_Exercise directions_: Every line of the records below that has the word "sediment" should be copied.

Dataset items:
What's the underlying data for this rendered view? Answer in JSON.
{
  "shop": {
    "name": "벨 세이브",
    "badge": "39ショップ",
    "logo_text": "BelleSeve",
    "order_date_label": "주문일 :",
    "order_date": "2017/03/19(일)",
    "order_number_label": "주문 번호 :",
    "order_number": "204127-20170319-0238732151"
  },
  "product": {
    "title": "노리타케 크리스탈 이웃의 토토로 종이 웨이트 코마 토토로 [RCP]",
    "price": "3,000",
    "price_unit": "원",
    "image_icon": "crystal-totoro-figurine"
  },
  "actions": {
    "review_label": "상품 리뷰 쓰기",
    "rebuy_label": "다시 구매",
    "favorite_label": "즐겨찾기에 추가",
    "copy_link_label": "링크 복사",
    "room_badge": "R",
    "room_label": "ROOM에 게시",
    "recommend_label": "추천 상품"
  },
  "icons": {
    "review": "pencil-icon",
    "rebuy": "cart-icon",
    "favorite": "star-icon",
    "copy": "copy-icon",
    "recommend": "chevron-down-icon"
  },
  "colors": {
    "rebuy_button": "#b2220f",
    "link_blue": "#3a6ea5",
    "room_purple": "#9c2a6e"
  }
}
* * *
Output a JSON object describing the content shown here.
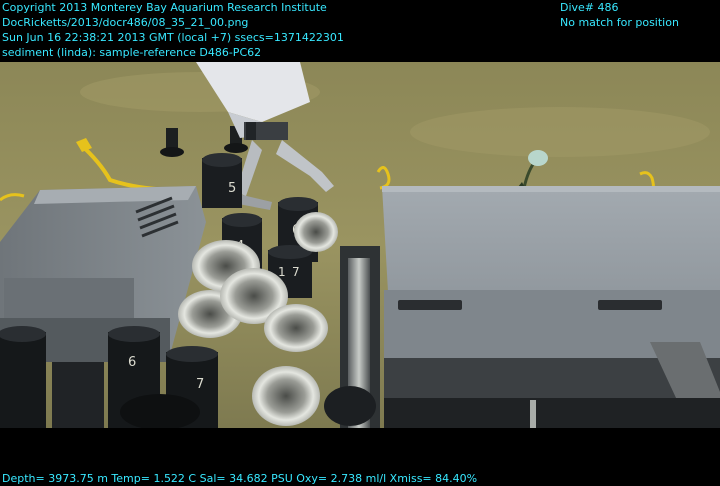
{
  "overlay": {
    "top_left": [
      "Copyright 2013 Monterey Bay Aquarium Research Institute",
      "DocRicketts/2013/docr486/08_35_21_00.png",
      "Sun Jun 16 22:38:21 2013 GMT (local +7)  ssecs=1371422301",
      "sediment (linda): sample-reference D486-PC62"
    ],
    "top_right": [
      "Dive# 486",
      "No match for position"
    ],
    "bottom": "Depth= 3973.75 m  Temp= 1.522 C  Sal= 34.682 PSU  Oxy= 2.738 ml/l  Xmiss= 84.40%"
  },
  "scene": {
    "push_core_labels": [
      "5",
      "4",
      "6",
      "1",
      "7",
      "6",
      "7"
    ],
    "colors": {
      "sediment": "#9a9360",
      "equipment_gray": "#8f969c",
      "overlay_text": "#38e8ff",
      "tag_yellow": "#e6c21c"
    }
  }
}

_Answer section_:
      "sediment (linda): sample-reference D486-PC62"
      "sediment": "#9a9360",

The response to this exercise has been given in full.